In the late summer of 1950, Mao Tse-tung called in a North Korean liaison officer, pointed to a map of Korea, and let his finger fall on the city of Inchon. The Chinese leader warned his ally that the Americans were likely to stage an amphibious operation at the port and urged measures be taken to guard against such an event. A few weeks later, General of the Army Douglas MacArthur’s masterstroke unfolded: United States Marines stormed ashore at the precise spot Mao had fingered, and Kim Il Sung’s North Korean army fell back to its homeland.

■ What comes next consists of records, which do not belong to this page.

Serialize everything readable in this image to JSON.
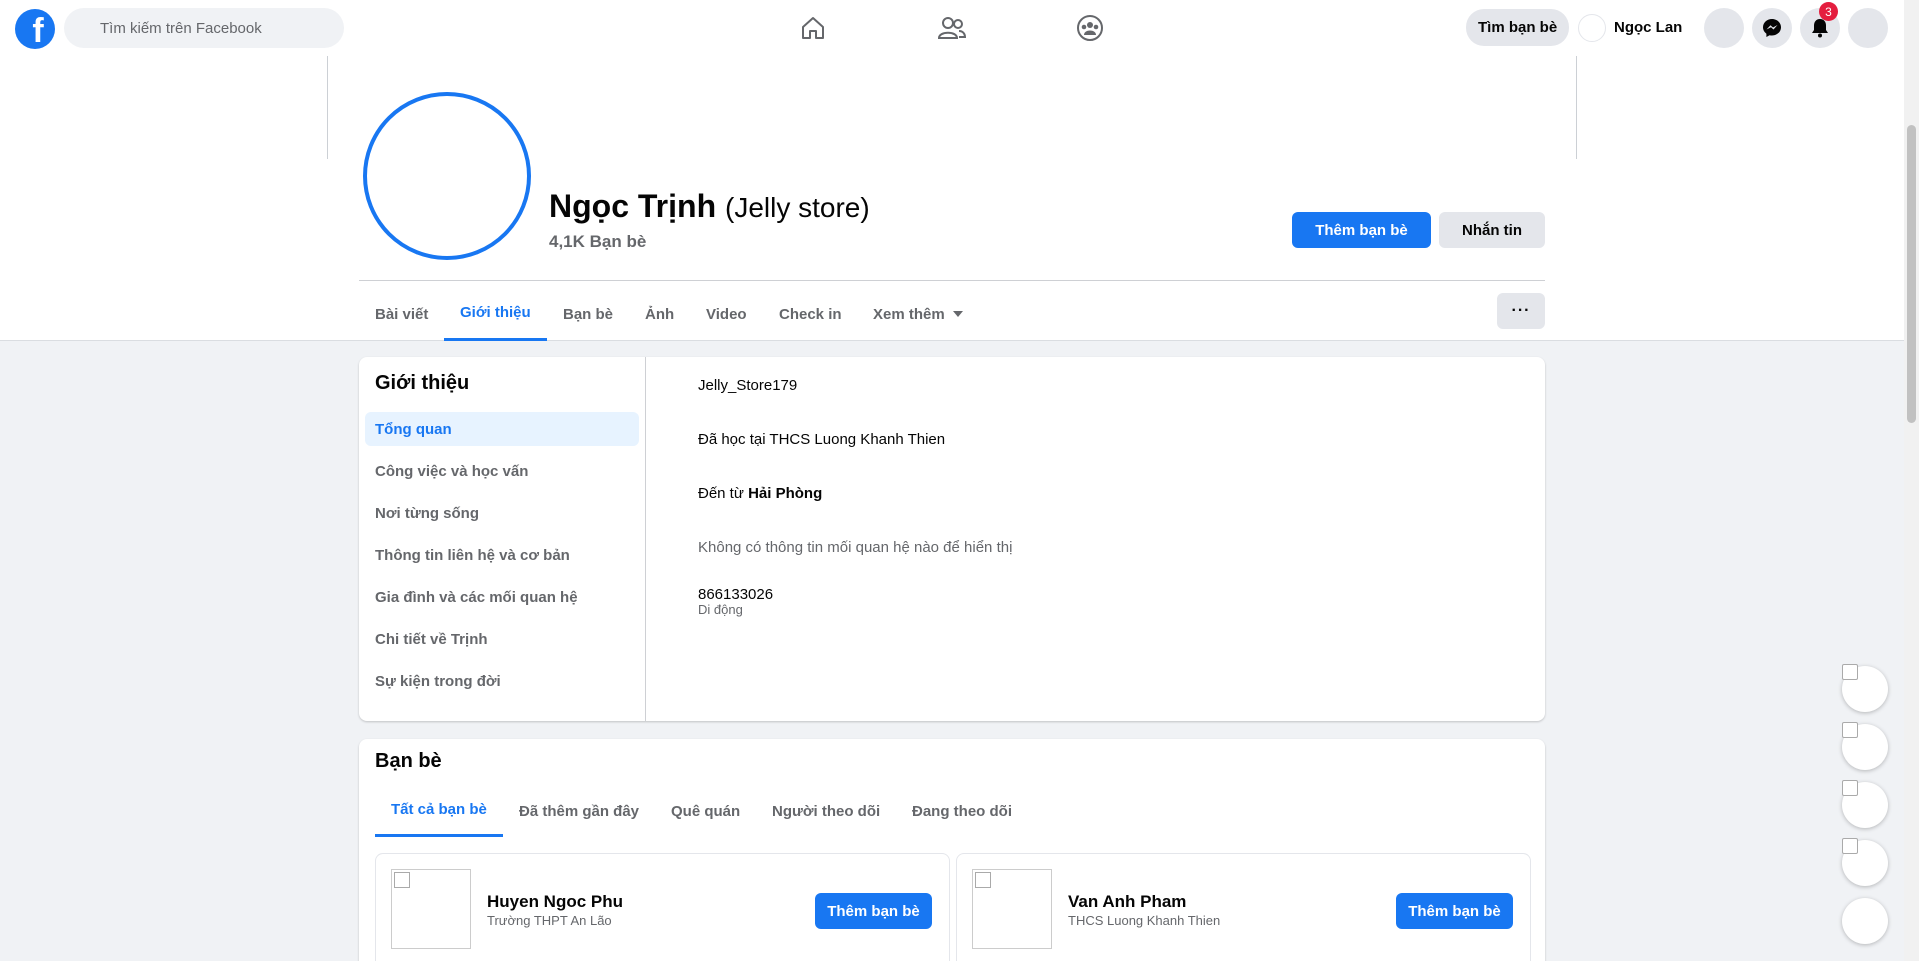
{
  "topbar": {
    "search_placeholder": "Tìm kiếm trên Facebook",
    "find_friends": "Tìm bạn bè",
    "user_name": "Ngọc Lan",
    "notifications_count": "3",
    "logo_letter": "f"
  },
  "profile": {
    "name": "Ngọc Trịnh",
    "alt_name": "(Jelly store)",
    "friend_count": "4,1K Bạn bè",
    "add_friend": "Thêm bạn bè",
    "message": "Nhắn tin",
    "more_dots": "···"
  },
  "tabs": [
    "Bài viết",
    "Giới thiệu",
    "Bạn bè",
    "Ảnh",
    "Video",
    "Check in",
    "Xem thêm"
  ],
  "active_tab": "Giới thiệu",
  "intro": {
    "title": "Giới thiệu",
    "menu": [
      "Tổng quan",
      "Công việc và học vấn",
      "Nơi từng sống",
      "Thông tin liên hệ và cơ bản",
      "Gia đình và các mối quan hệ",
      "Chi tiết về Trịnh",
      "Sự kiện trong đời"
    ],
    "active_menu": "Tổng quan",
    "username": "Jelly_Store179",
    "studied": "Đã học tại THCS Luong Khanh Thien",
    "from_prefix": "Đến từ ",
    "from_place": "Hải Phòng",
    "relationship": "Không có thông tin mối quan hệ nào để hiển thị",
    "phone": "866133026",
    "phone_label": "Di động"
  },
  "friends": {
    "title": "Bạn bè",
    "tabs": [
      "Tất cả bạn bè",
      "Đã thêm gần đây",
      "Quê quán",
      "Người theo dõi",
      "Đang theo dõi"
    ],
    "active_tab": "Tất cả bạn bè",
    "list": [
      {
        "name": "Huyen Ngoc Phu",
        "sub": "Trường THPT An Lão",
        "button": "Thêm bạn bè"
      },
      {
        "name": "Van Anh Pham",
        "sub": "THCS Luong Khanh Thien",
        "button": "Thêm bạn bè"
      }
    ]
  },
  "colors": {
    "accent": "#1877f2",
    "badge": "#e41e3f",
    "page_bg": "#f0f2f5"
  }
}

Mao Tse-tung’s prediction of the United States’ amphibious landing was one in a long list of Chinese military intelligence feats, a record that Ralph Sawyer traces beginning as early as 1045 B.C. However, Sawyer does not treat the Communist era; as the subtitle of this book indicates, the author’s account is concerned with traditional China. The book does not address internal intelligence; it concentrates on the military aspects of external threats. It also deals with the covert world and the exploitation of identified vulnerabilities by intelligence operatives. Sawyer points out the early Chinese use of sex and bribery, the spreading of rumors, and the wily practice of secretly provoking dissension within the ranks of adversaries. He recounts the 400-200 B.C. identification of five types of spies: local agents recruited from a native population; internal spies clandestinely enticed into service while working within an opponent’s government; double agents, those enemy spies turned to serve the target nation’s purposes; expendable spies who spread traceable lies and rumors; and living agents who return home with required information.

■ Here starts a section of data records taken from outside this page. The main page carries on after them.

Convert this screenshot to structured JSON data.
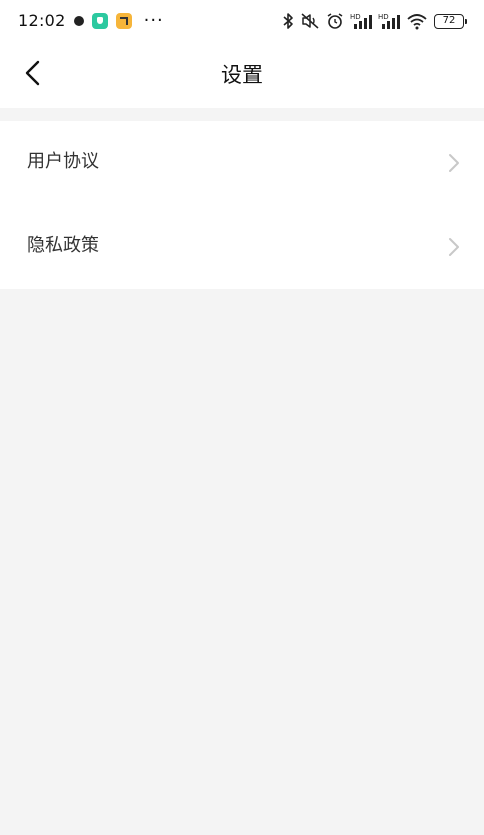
{
  "status_bar": {
    "time": "12:02",
    "more": "···",
    "battery_level": "72",
    "icons": [
      "dot-icon",
      "app-shield-icon",
      "app-mail-icon",
      "bluetooth-icon",
      "mute-icon",
      "alarm-icon",
      "signal-hd-icon",
      "signal-hd-icon",
      "wifi-icon",
      "battery-icon"
    ]
  },
  "header": {
    "title": "设置",
    "back_icon": "chevron-left-icon"
  },
  "settings": {
    "items": [
      {
        "label": "用户协议",
        "icon": "chevron-right-icon"
      },
      {
        "label": "隐私政策",
        "icon": "chevron-right-icon"
      }
    ]
  },
  "colors": {
    "background": "#f4f4f4",
    "surface": "#ffffff",
    "text_primary": "#111111",
    "text_secondary": "#333333",
    "chevron": "#c8c8c8"
  }
}
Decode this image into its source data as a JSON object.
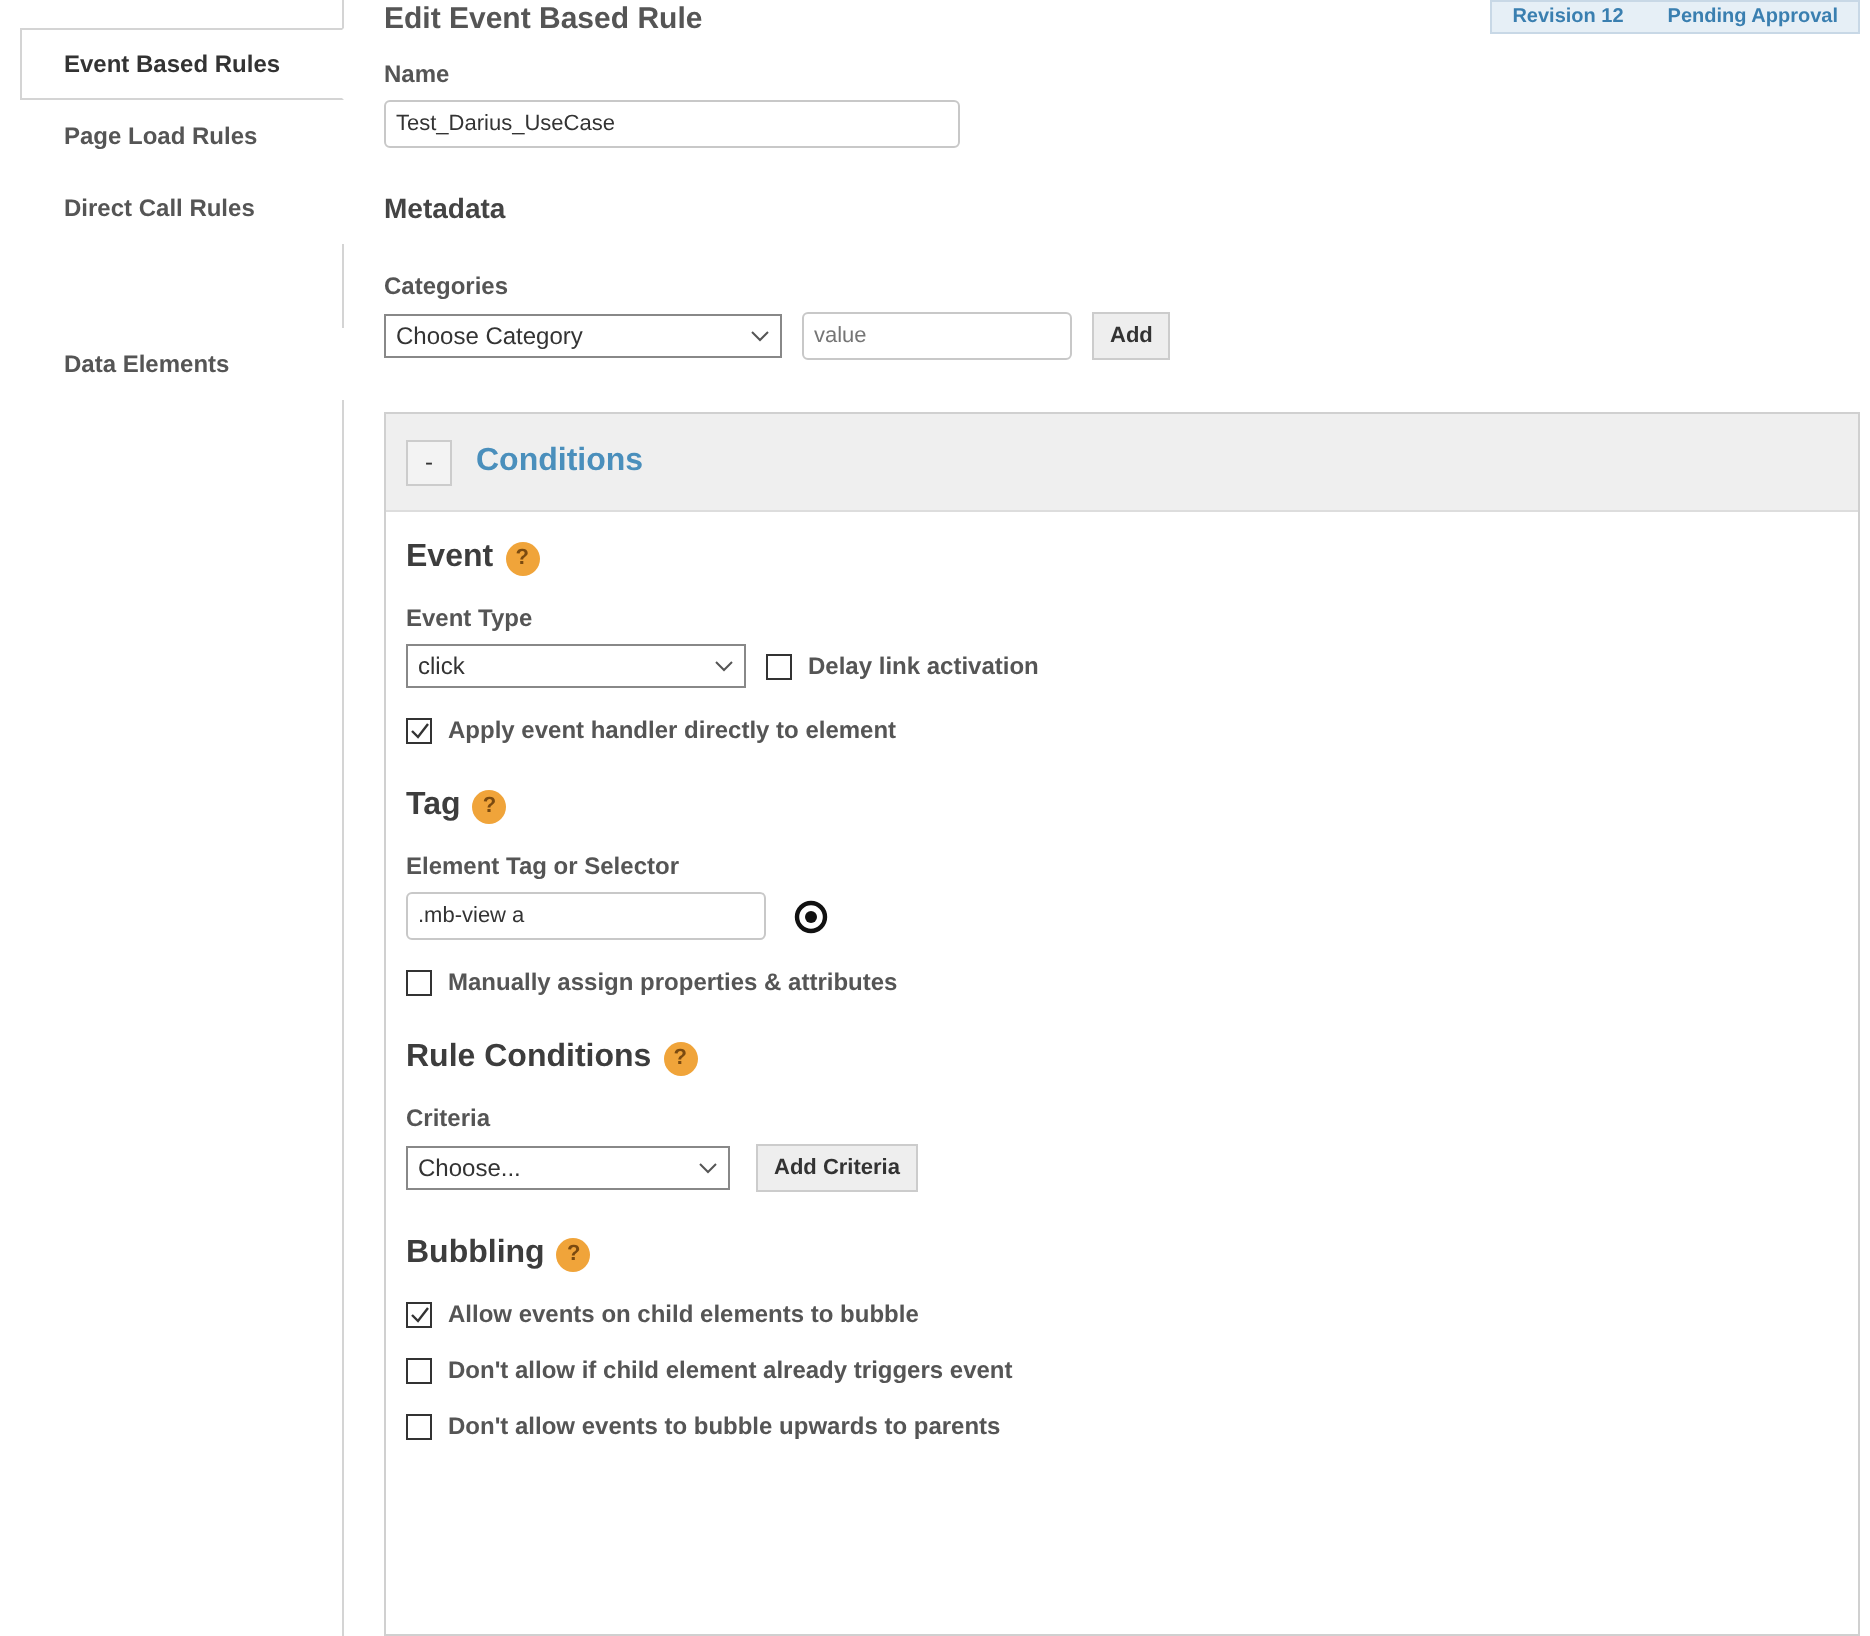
{
  "sidebar": {
    "items": [
      {
        "label": "Event Based Rules",
        "selected": true
      },
      {
        "label": "Page Load Rules",
        "selected": false
      },
      {
        "label": "Direct Call Rules",
        "selected": false
      },
      {
        "label": "Data Elements",
        "selected": false
      }
    ]
  },
  "header": {
    "title": "Edit Event Based Rule",
    "revision": "Revision 12",
    "status": "Pending Approval"
  },
  "name": {
    "label": "Name",
    "value": "Test_Darius_UseCase"
  },
  "metadata": {
    "title": "Metadata",
    "label": "Categories",
    "select": "Choose Category",
    "placeholder": "value",
    "button": "Add"
  },
  "conditions": {
    "toggle": "-",
    "title": "Conditions",
    "sections": [
      {
        "title": "Event",
        "help": "?",
        "rows": [
          {
            "kind": "select-check",
            "label": "Event Type",
            "select": "click",
            "check": {
              "label": "Delay link activation",
              "checked": false
            }
          },
          {
            "kind": "check",
            "label": "Apply event handler directly to element",
            "checked": true
          }
        ]
      },
      {
        "title": "Tag",
        "help": "?",
        "rows": [
          {
            "kind": "text-target",
            "label": "Element Tag or Selector",
            "value": ".mb-view a"
          },
          {
            "kind": "check",
            "label": "Manually assign properties & attributes",
            "checked": false
          }
        ]
      },
      {
        "title": "Rule Conditions",
        "help": "?",
        "rows": [
          {
            "kind": "select-button",
            "label": "Criteria",
            "select": "Choose...",
            "button": "Add Criteria"
          }
        ]
      },
      {
        "title": "Bubbling",
        "help": "?",
        "rows": [
          {
            "kind": "check",
            "label": "Allow events on child elements to bubble",
            "checked": true
          },
          {
            "kind": "check",
            "label": "Don't allow if child element already triggers event",
            "checked": false
          },
          {
            "kind": "check",
            "label": "Don't allow events to bubble upwards to parents",
            "checked": false
          }
        ]
      }
    ]
  }
}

Sawyer, the author of The Complete Art of War, Sun Tzu: Art of War, Sun Pin: Military Methods, The Seven Military Classics of Ancient China, and One Hundred Unorthodox Strategies: Battle and Tactics of Chinese Warfare, is well qualified to deal with his subject. And, since no comprehensive history of classical China’s military intelligence principles and practices exists, this book fills a yawning void.

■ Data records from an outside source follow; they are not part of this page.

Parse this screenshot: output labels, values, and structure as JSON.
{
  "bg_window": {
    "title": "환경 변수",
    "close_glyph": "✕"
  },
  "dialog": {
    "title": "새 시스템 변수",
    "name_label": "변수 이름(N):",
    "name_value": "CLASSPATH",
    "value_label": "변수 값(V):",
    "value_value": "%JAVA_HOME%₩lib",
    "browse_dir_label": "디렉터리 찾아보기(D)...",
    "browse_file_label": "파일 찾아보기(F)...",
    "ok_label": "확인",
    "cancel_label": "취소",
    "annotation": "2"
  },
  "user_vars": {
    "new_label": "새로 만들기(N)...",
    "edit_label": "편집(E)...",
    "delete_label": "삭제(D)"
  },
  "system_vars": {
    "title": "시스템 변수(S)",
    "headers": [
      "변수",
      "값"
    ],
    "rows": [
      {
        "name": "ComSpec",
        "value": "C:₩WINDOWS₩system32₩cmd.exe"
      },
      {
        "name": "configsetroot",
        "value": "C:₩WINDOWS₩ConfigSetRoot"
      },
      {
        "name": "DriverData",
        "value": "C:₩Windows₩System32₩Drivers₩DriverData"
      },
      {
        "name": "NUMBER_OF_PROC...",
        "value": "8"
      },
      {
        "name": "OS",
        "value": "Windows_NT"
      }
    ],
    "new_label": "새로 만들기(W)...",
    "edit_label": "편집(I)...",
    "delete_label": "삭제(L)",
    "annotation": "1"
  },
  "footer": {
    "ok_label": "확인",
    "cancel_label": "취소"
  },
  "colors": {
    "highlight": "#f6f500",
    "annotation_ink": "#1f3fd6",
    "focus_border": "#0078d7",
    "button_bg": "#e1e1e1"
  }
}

Other than educating the reader about the ancient origins of modern-day intelligence operations, the book has little astounding information. However, it is written in a professional and straightforward manner. Most of all, it reveals early Chinese thinking about a vital craft that can save lives and extend a nation’s reach and purpose.